EXERCISE REQUIREMENTS: Copy each line that includes the string "generator" from the material into your answer.

EXTRACTED ENTRIES:

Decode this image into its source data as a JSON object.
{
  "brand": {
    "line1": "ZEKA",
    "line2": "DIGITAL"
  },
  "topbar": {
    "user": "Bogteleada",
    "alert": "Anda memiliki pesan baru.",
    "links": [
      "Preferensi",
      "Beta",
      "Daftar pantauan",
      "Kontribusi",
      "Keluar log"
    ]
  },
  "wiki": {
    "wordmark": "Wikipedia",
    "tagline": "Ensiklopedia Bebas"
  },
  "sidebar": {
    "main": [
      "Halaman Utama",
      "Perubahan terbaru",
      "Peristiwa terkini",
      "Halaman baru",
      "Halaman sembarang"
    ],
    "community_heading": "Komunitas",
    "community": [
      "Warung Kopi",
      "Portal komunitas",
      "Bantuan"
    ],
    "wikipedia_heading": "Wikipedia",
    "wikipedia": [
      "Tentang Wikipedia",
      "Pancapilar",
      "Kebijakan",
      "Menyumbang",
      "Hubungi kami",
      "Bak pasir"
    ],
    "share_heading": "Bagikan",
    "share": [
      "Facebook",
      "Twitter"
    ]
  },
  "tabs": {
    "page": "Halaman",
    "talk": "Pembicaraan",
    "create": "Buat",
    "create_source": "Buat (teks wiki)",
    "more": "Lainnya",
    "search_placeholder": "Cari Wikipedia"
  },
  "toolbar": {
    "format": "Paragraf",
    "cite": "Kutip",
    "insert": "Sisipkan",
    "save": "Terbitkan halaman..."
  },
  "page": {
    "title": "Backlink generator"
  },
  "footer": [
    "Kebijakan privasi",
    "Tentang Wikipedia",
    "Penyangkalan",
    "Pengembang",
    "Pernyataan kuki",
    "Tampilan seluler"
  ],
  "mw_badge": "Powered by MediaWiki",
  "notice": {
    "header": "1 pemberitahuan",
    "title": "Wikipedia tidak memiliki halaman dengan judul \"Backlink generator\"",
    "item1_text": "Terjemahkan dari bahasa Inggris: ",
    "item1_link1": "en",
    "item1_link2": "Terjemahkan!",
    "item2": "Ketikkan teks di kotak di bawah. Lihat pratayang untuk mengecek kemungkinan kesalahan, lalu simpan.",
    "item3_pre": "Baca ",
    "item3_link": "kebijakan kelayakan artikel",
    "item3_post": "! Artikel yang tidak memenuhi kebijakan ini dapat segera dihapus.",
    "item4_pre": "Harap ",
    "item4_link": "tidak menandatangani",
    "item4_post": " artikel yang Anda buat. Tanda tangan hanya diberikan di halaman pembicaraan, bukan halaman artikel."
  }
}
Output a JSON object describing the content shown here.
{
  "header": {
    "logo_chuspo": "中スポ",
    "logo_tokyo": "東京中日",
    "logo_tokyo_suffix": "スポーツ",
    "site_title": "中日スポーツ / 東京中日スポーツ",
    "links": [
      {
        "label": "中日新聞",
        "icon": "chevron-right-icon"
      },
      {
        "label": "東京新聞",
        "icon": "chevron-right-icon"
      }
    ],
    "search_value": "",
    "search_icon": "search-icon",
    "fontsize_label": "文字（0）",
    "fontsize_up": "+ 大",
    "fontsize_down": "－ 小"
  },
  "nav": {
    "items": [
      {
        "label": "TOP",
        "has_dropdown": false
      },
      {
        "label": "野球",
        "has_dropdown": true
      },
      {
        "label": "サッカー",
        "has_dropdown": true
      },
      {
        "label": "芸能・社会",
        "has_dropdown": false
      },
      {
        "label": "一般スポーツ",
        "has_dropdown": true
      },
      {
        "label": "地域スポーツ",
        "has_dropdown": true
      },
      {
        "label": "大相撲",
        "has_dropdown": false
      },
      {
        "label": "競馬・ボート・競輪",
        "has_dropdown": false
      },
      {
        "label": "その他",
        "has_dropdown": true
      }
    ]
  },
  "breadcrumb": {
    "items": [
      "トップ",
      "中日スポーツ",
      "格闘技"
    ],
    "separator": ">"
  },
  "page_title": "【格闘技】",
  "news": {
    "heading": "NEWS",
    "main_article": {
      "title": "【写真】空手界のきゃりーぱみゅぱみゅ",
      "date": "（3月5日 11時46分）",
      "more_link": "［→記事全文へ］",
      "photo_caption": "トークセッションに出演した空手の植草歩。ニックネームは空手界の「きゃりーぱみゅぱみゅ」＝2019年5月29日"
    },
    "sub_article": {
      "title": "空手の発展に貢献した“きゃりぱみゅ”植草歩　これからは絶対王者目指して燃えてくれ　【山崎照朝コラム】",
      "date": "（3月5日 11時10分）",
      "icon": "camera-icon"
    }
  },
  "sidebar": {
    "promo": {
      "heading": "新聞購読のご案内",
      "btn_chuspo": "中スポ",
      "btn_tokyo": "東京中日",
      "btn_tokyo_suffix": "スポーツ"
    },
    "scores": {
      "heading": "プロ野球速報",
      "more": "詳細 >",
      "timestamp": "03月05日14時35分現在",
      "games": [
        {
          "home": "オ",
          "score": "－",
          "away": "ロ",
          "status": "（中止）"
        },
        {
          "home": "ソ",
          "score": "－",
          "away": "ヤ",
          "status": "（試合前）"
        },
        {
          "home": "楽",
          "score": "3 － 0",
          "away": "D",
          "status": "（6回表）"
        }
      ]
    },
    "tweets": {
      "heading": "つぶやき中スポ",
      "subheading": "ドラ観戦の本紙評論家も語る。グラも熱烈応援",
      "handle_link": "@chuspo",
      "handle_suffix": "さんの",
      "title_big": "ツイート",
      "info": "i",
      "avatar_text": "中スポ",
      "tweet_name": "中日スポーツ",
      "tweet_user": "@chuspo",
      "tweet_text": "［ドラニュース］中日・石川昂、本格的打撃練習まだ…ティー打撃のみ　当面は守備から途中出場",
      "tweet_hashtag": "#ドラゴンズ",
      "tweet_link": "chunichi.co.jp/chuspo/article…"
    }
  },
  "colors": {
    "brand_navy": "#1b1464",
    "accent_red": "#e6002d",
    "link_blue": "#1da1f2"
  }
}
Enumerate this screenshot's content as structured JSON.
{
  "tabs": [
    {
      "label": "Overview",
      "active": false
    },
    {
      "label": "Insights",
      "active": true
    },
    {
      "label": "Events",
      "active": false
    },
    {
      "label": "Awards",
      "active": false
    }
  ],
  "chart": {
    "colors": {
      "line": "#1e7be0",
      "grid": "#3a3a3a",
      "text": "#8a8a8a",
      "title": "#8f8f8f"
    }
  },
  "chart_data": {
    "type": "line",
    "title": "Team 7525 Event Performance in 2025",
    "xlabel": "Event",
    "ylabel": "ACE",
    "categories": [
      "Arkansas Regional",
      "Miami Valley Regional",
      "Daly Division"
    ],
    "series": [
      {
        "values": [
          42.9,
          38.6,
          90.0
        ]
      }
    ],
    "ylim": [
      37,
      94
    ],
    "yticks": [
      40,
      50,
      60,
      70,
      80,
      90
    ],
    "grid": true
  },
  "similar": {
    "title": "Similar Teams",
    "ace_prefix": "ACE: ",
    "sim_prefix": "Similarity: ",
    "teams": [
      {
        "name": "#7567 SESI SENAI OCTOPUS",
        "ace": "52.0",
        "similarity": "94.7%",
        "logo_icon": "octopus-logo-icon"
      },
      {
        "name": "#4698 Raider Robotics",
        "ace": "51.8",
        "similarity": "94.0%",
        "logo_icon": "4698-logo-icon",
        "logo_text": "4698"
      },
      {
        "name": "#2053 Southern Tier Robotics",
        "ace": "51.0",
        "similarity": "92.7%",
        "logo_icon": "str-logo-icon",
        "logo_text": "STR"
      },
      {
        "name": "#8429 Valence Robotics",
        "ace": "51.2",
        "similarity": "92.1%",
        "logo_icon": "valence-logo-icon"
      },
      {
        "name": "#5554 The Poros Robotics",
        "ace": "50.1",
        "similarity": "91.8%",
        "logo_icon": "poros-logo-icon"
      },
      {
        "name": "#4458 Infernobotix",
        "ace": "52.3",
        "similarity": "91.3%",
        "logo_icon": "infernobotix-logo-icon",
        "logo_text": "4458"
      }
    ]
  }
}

EXPECTED OUTPUT:
    "title": "Backlink generator"
    "title": "Wikipedia tidak memiliki halaman dengan judul \"Backlink generator\"",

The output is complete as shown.